Katovich recalled two instances where Garoppolo displayed his willingness to be a team player that he still exhibits today.

In one game, Katovich wanted to design a play for Garoppolo to take a big shot. Garoppolo had a different idea since one of his teammates and best friends was Daily Herald All-Area player Richie Kemph.

"Jimmy said, 'I'll set a great screen and let's get the ball to Richie because he's our best player,' " Katovich said. "He was a great teammate who was loyal to his friends and that translated to basketball. He knew this was Richie's first sport and he wanted to make sure he did whatever he could to help him succeed."

The other was a defensive change Katovich made that season to put in a 1-3-1 zone.

"I put him at the top and he asked, 'What do I do?' " Katovich said. "I said, 'Go try and steal the ball.' He said, 'I love that.' "

Katovich currently coaches one of the country's top high school basketball players in junior Max Christie. The result is a lot of calls and visits from some of the top coaches in college basketball.

Katovich sees a lot of similarities in how Christie and Garoppolo handle the attention.

"Max is very humble and very team-oriented and Jimmy was the same way," Katovich said. "People looked at Jimmy as an amazing athlete and he said, 'I'm just a normal high school kid.' "

Maintaining his roots

Former Rolling Meadows High School football coach Doug Millsaps visited with Jimmy Garoppolo after the host 49ers beat Minnesota 27-10 Jan. 11 in the divisional playoffs.
Former Rolling Meadows High School football coach Doug Millsaps visited with Jimmy Garoppolo after the host 49ers beat Minnesota 27-10 Jan. 11 in the divisional playoffs. - Courtesy of Doug Millsaps

Katovich called this "Jimmy Week" at Meadows and said activities director Jim Voyles has done a great job of showcasing the school's most famous athletic alumnus.

Millsaps, who retired from teaching after last year, has gone to seven 49ers games this year, including the playoff games in San Francisco against Minnesota and Green Bay. Millsaps said one of the great parts is also seeing some of Garoppolo's former high school teammates and close friends at some of the games, such as Kemph, Tony Taibi, Neal Zeman and Eddy Pekovic.

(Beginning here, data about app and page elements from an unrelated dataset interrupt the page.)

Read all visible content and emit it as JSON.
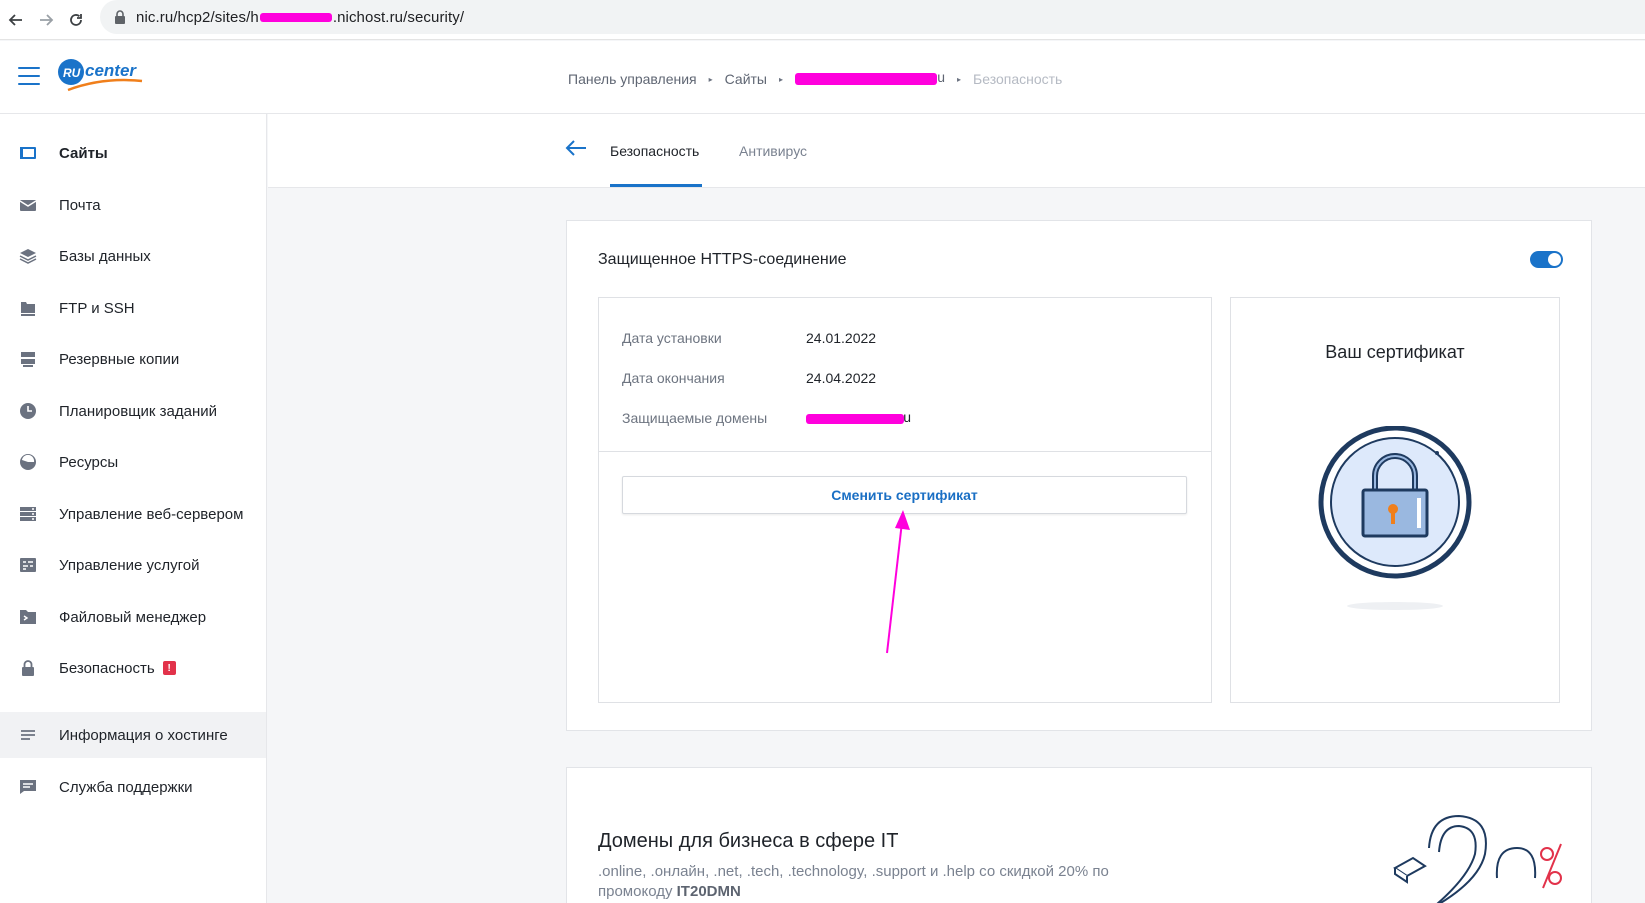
{
  "browser": {
    "url_prefix": "nic.ru/hcp2/sites/",
    "url_redacted_start": "h",
    "url_suffix": ".nichost.ru/security/"
  },
  "header": {
    "logo_text_ru": "RU",
    "logo_text_center": "center",
    "breadcrumb": {
      "item1": "Панель управления",
      "item2": "Сайты",
      "current": "Безопасность"
    }
  },
  "sidebar": {
    "items": [
      {
        "label": "Сайты",
        "icon": "sites-icon"
      },
      {
        "label": "Почта",
        "icon": "mail-icon"
      },
      {
        "label": "Базы данных",
        "icon": "database-icon"
      },
      {
        "label": "FTP и SSH",
        "icon": "ftp-icon"
      },
      {
        "label": "Резервные копии",
        "icon": "backup-icon"
      },
      {
        "label": "Планировщик заданий",
        "icon": "clock-icon"
      },
      {
        "label": "Ресурсы",
        "icon": "resources-icon"
      },
      {
        "label": "Управление веб-сервером",
        "icon": "server-icon"
      },
      {
        "label": "Управление услугой",
        "icon": "service-icon"
      },
      {
        "label": "Файловый менеджер",
        "icon": "terminal-icon"
      },
      {
        "label": "Безопасность",
        "icon": "lock-icon",
        "badge": "!"
      },
      {
        "label": "Информация о хостинге",
        "icon": "list-icon"
      },
      {
        "label": "Служба поддержки",
        "icon": "chat-icon"
      }
    ]
  },
  "tabs": {
    "security": "Безопасность",
    "antivirus": "Антивирус"
  },
  "https": {
    "title": "Защищенное HTTPS-соединение",
    "enabled": true,
    "install_label": "Дата установки",
    "install_value": "24.01.2022",
    "expiry_label": "Дата окончания",
    "expiry_value": "24.04.2022",
    "domains_label": "Защищаемые домены",
    "change_button": "Сменить сертификат",
    "cert_title": "Ваш сертификат"
  },
  "promo": {
    "title": "Домены для бизнеса в сфере IT",
    "text": ".online, .онлайн, .net, .tech, .technology, .support и .help со скидкой 20% по промокоду ",
    "code": "IT20DMN"
  },
  "colors": {
    "accent": "#1a73c9",
    "annotation": "#ff00dd",
    "badge": "#e2324a"
  }
}
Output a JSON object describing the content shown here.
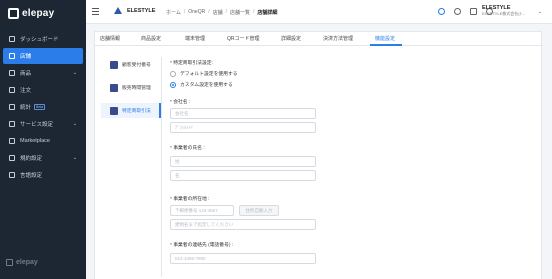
{
  "app": {
    "logo_text": "elepay"
  },
  "sidebar": {
    "items": [
      {
        "label": "ダッシュボード",
        "icon": "dashboard-icon"
      },
      {
        "label": "店舗",
        "icon": "store-icon",
        "active": true
      },
      {
        "label": "商品",
        "icon": "product-icon",
        "chevron": "⌄"
      },
      {
        "label": "注文",
        "icon": "order-icon"
      },
      {
        "label": "統計",
        "icon": "stats-icon",
        "badge": "Beta"
      },
      {
        "label": "サービス設定",
        "icon": "service-settings-icon",
        "chevron": "⌄"
      },
      {
        "label": "Marketplace",
        "icon": "marketplace-icon"
      },
      {
        "label": "規約設定",
        "icon": "terms-icon",
        "chevron": "⌄"
      },
      {
        "label": "言語設定",
        "icon": "language-icon"
      }
    ],
    "footer_text": "elepay"
  },
  "topbar": {
    "brand": "ELESTYLE",
    "breadcrumbs": [
      "ホーム",
      "OneQR",
      "店舗",
      "店舗一覧",
      "店舗詳細"
    ],
    "account_name": "ELESTYLE",
    "account_sub": "ELESTYLE株式会社(ﾃ..."
  },
  "tabs": [
    "店舗情報",
    "商品設定",
    "端末管理",
    "QRコード管理",
    "詳細設定",
    "決済方法管理",
    "機能設定"
  ],
  "active_tab": "機能設定",
  "subnav": [
    "顧客受付番号",
    "販売時間管理",
    "特定商取引法"
  ],
  "form": {
    "section_label": "* 特定商取引法設定:",
    "radio_default": "デフォルト設定を使用する",
    "radio_custom": "カスタム設定を使用する",
    "company_label": "* 会社名 :",
    "company_name_placeholder": "会社名",
    "company_kana_placeholder": "ﾃﾞﾌｫﾙﾄﾒｲ",
    "manager_label": "* 事業者の氏名 :",
    "last_name_placeholder": "姓",
    "first_name_placeholder": "名",
    "address_label": "* 事業者の所在地 :",
    "postal_placeholder": "〒郵便番号 123-4567",
    "auto_fill_button": "住所自動入力",
    "address_placeholder": "建物名まで指定してください",
    "phone_label": "* 事業者の連絡先 (電話番号) :",
    "phone_placeholder": "012-3456-7890"
  }
}
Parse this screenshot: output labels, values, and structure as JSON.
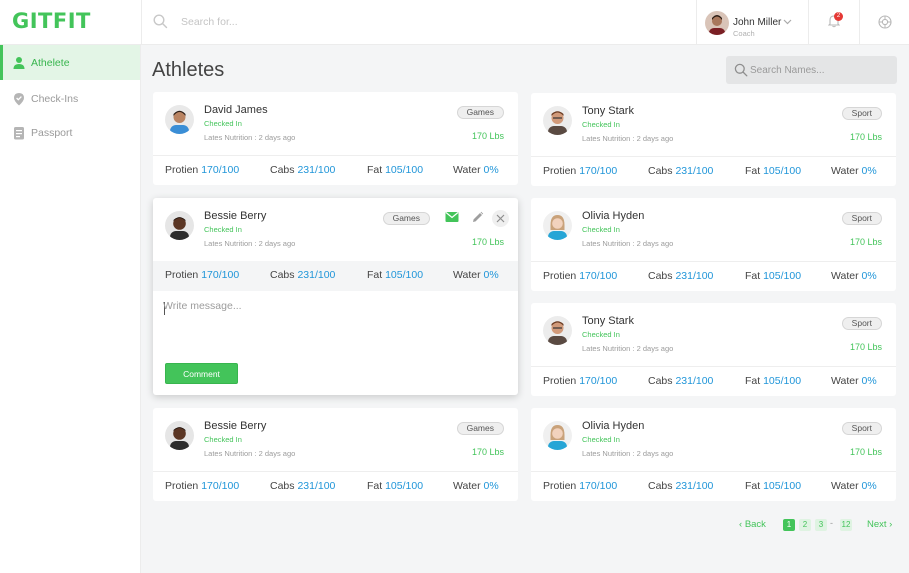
{
  "app": {
    "logo": "GITFIT"
  },
  "header": {
    "search_placeholder": "Search for...",
    "user": {
      "name": "John Miller",
      "role": "Coach"
    },
    "notifications": {
      "count": "2"
    }
  },
  "sidebar": {
    "items": [
      {
        "label": "Athelete",
        "icon": "user-icon",
        "active": true
      },
      {
        "label": "Check-Ins",
        "icon": "location-pin-icon",
        "active": false
      },
      {
        "label": "Passport",
        "icon": "passport-icon",
        "active": false
      }
    ]
  },
  "page": {
    "title": "Athletes",
    "search_placeholder": "Search Names..."
  },
  "stat_labels": {
    "protein": "Protien",
    "carbs": "Cabs",
    "fat": "Fat",
    "water": "Water"
  },
  "athletes": [
    {
      "name": "David James",
      "status": "Checked In",
      "note": "Lates Nutrition : 2 days ago",
      "tag": "Games",
      "weight": "170 Lbs",
      "protein": "170/100",
      "carbs": "231/100",
      "fat": "105/100",
      "water": "0%"
    },
    {
      "name": "Tony Stark",
      "status": "Checked In",
      "note": "Lates Nutrition : 2 days ago",
      "tag": "Sport",
      "weight": "170 Lbs",
      "protein": "170/100",
      "carbs": "231/100",
      "fat": "105/100",
      "water": "0%"
    },
    {
      "name": "Bessie Berry",
      "status": "Checked In",
      "note": "Lates Nutrition : 2 days ago",
      "tag": "Games",
      "weight": "170 Lbs",
      "protein": "170/100",
      "carbs": "231/100",
      "fat": "105/100",
      "water": "0%"
    },
    {
      "name": "Olivia Hyden",
      "status": "Checked In",
      "note": "Lates Nutrition : 2 days ago",
      "tag": "Sport",
      "weight": "170 Lbs",
      "protein": "170/100",
      "carbs": "231/100",
      "fat": "105/100",
      "water": "0%"
    },
    {
      "name": "Tony Stark",
      "status": "Checked In",
      "note": "Lates Nutrition : 2 days ago",
      "tag": "Sport",
      "weight": "170 Lbs",
      "protein": "170/100",
      "carbs": "231/100",
      "fat": "105/100",
      "water": "0%"
    },
    {
      "name": "Bessie Berry",
      "status": "Checked In",
      "note": "Lates Nutrition : 2 days ago",
      "tag": "Games",
      "weight": "170 Lbs",
      "protein": "170/100",
      "carbs": "231/100",
      "fat": "105/100",
      "water": "0%"
    },
    {
      "name": "Olivia Hyden",
      "status": "Checked In",
      "note": "Lates Nutrition : 2 days ago",
      "tag": "Sport",
      "weight": "170 Lbs",
      "protein": "170/100",
      "carbs": "231/100",
      "fat": "105/100",
      "water": "0%"
    }
  ],
  "message": {
    "placeholder": "Write message...",
    "button": "Comment"
  },
  "pagination": {
    "back": "Back",
    "next": "Next",
    "pages": [
      "1",
      "2",
      "3",
      "12"
    ],
    "ellipsis": "-",
    "current": "1"
  },
  "colors": {
    "accent": "#43c45a",
    "value": "#2196d9",
    "background": "#f4f5f6"
  }
}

"It is really a good thing and that's part of what helps him stay grounded in that limelight," Millsaps said. "Obviously his family is a huge part of that. He's got two older brothers to answer to and Mikey, he'll beat you down."

Wolanski and his wife and former Meadows offensive coordinator Charlie Henry and his son went to the game in San Francisco against the Rams in Week 16.

"He put us in a box and talked to us after the game for a half-hour," Wolanski said. "Jimmy and his family are awesome. Their family is a great family and they treat people the right way. Jimmy's said he tries to give back to everyone who has helped him."

And now he is on the verge of history where he could join an exclusive list of Super Bowl winning quarterbacks.

"It's an incredible accomplishment," Wolanski said. "It's a team game and Jimmy will be the first to tell you that.

"The best thing about Jimmy, if he has to throw the ball 40 times or 8 times, he'll do whatever it takes to win. He was like that in high school and college, too."

0 Comments
                                                                                                                                                                                                                       
 
Article Comments
Guidelines: Keep it civil and on topic; no profanity, vulgarity, slurs or personal attacks. People who harass others or joke about tragedies will be blocked. If a comment violates these standards or our terms of service, click the X in the upper right corner of the comment box. To find our more, read our FAQ.